"I just love working with Al because he had a great sense of humor. Al only lived in Austin for maybe a year, and when he left he had to get rid of all of this stuff. I bought a refrigerator from him, but when I put it in my studio, I couldn't open the door, so I had to turn the refrigerator upside down. So I've had this upside down refrigerator in my studio for like 20 years, and every time I would see Al, he would ask me about it no matter how long it had been since we’ve seen each other. Because of the way I placed it, the refrigerator sings all night. It hums, it almost sounds like the choir singing. That refrigerator has shown up on many recordings thanks to Al Kooper. You can hear it on "Letter to Laredo" and "Twisting in the Wind." I've never given Al credit, but I should give hinm refrigerator credit on those albums."
"I learned how to play organ and learned how to play guitar from Super Session. The funny thing is, kids were playing cowboys and Indians I was playing Bloomfield and Kooper. Now when we play together I play Bloomfield and he still plays Kooper."
"I would never be, like some reviewers, a purist that would say 'How dare he do a Ray Charles song'. But for kids like me, that made it okay for us to try, too, because he originally had the nerve to do that."
"Al Kooper took me under his wing somewhat in San Francisco on my first visit to U.S. In 1967. Amongst his many musical achievements are his organ playing and his sound on his early recordings, which have become a staple in the repertoire of every organist.
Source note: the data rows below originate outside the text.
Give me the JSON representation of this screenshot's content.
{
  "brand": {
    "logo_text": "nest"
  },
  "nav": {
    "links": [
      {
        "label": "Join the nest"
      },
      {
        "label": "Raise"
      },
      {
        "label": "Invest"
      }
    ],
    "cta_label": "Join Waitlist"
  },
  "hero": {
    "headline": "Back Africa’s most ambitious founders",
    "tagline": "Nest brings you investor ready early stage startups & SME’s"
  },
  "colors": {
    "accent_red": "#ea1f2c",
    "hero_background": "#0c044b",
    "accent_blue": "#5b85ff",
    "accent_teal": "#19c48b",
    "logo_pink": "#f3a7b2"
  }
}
This, combined with various other facets, including his guitar playing, record production, and songwriting, add up to a man of vast talent and great character; a true musician."
"The audition where I saw Al Kooper's Blood Sweat & Tears in Greenwich Village is a memory I will never forget. I was truly mesmerized. I'm transfixed by the innovative power of what it was, and it helped change the rest of my career. Al's always been the definition of a cutting-edge musician, and his work with The Blues Project and Blood Sweat & Tears and his Live Adventures with Michael Bloomfield rank way up there in The Pantheon of the best of contemporary music."
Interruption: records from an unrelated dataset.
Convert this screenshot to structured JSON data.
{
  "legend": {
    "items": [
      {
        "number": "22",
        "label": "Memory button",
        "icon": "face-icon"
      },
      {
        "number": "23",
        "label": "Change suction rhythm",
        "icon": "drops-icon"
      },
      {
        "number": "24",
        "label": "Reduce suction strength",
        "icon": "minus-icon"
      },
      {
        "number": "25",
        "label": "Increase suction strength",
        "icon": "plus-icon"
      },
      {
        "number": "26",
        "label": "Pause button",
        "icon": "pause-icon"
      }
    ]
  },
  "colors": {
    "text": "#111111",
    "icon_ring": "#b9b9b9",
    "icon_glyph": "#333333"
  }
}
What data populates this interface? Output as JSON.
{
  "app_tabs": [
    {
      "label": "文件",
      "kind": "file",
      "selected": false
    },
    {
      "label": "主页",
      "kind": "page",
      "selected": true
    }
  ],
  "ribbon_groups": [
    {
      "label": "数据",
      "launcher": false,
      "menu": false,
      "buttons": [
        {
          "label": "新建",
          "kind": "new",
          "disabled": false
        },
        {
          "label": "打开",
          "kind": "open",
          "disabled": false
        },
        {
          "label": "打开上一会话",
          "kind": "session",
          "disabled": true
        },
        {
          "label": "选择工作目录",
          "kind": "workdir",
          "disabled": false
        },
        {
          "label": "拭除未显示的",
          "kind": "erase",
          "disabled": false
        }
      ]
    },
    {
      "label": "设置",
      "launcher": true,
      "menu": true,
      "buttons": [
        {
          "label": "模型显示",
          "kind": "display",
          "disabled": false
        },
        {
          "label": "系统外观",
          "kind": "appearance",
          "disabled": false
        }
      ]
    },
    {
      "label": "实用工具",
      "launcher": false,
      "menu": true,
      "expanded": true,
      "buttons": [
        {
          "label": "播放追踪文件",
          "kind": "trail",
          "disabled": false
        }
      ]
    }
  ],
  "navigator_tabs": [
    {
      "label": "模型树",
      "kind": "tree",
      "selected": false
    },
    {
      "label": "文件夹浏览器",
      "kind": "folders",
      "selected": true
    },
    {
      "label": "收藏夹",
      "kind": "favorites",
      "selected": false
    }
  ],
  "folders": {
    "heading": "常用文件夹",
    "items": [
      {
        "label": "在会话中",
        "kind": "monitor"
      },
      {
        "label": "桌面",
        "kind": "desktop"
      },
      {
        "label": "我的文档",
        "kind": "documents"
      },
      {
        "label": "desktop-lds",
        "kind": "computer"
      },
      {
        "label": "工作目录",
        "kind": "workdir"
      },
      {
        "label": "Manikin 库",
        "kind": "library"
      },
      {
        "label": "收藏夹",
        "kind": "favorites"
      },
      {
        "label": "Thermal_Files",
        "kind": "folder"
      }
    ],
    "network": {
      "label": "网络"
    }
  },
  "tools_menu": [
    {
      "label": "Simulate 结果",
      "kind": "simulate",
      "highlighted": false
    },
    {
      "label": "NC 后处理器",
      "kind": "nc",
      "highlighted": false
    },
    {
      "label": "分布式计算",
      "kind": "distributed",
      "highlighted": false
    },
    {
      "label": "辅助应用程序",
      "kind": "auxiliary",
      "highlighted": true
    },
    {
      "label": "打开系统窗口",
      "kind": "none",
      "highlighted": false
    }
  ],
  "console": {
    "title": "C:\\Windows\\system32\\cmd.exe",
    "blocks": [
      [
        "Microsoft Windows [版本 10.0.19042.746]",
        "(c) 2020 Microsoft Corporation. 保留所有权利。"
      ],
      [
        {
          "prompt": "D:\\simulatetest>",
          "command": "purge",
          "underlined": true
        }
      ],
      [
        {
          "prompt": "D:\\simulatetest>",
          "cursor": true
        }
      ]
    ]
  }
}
"I have always been very inspired by Al Kooper as composer, organist, pianist, singer, arranger, sidemen, and producer. He did many great things - for example, his great rearrangements of other composers' songs, such as Ray Charles's up-tempo '50s R&B hit" I Got A Woman" which Al re-arranged as a ballad."
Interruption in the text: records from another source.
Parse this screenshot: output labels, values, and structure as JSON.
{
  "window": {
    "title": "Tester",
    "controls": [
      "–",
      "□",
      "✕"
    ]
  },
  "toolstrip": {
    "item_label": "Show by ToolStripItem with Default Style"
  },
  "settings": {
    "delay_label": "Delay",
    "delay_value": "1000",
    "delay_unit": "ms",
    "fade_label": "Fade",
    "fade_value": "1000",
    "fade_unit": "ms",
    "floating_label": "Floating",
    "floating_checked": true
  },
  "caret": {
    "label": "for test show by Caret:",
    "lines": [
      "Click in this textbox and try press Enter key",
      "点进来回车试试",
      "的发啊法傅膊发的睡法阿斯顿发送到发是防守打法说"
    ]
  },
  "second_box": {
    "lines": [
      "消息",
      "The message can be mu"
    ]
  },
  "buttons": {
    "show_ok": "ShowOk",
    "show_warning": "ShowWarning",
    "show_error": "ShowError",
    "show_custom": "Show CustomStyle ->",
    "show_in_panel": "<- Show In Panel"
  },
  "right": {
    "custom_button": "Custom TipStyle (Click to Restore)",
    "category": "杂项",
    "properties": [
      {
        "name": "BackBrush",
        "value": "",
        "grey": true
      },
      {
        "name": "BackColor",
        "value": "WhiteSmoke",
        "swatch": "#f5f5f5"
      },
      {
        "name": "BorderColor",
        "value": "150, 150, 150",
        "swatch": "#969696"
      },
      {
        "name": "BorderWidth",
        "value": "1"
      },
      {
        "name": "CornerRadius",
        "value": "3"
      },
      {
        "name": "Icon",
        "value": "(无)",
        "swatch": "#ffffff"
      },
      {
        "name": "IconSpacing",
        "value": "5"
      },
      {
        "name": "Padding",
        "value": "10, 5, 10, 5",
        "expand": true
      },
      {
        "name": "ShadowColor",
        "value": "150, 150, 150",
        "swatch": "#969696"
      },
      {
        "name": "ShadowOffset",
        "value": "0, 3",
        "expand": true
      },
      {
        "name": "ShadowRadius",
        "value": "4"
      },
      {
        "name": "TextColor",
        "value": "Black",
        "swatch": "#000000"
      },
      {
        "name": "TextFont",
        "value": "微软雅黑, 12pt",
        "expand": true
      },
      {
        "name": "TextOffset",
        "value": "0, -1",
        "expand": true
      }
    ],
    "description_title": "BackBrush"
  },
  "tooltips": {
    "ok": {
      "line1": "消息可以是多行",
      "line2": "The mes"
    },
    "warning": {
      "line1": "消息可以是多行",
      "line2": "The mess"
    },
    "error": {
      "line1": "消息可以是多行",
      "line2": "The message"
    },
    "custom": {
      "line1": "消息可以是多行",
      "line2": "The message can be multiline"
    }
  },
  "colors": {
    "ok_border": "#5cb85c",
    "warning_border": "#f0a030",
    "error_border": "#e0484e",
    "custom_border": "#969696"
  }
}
"I remember Pops telling us, now you get over here, because this guy's coming with the song for us to sing. It was strange because he wanted to come to the house–he didn't want to send it in; he wanted to bring it to us personally, and that made all the difference. He came to our home; he spent the night. In fact, he and Pops we're just laughing most of the time because he was comical and everything he was saying was funny, and my mother fixed dinner. The song he brought, we fell in love with that ("Brand New Day") and we rehearsed it a little bit. I remember him telling Pops that nobody played guitar the way he did, the sound was so unique. We were excited because we were going to be singing for a movie (The Landlord). He's not on any high pedestal or anything; he's just everyday people. That's what made it so good-he didn't come in all stiff, just stuck out, and whatnot, he was just down with it."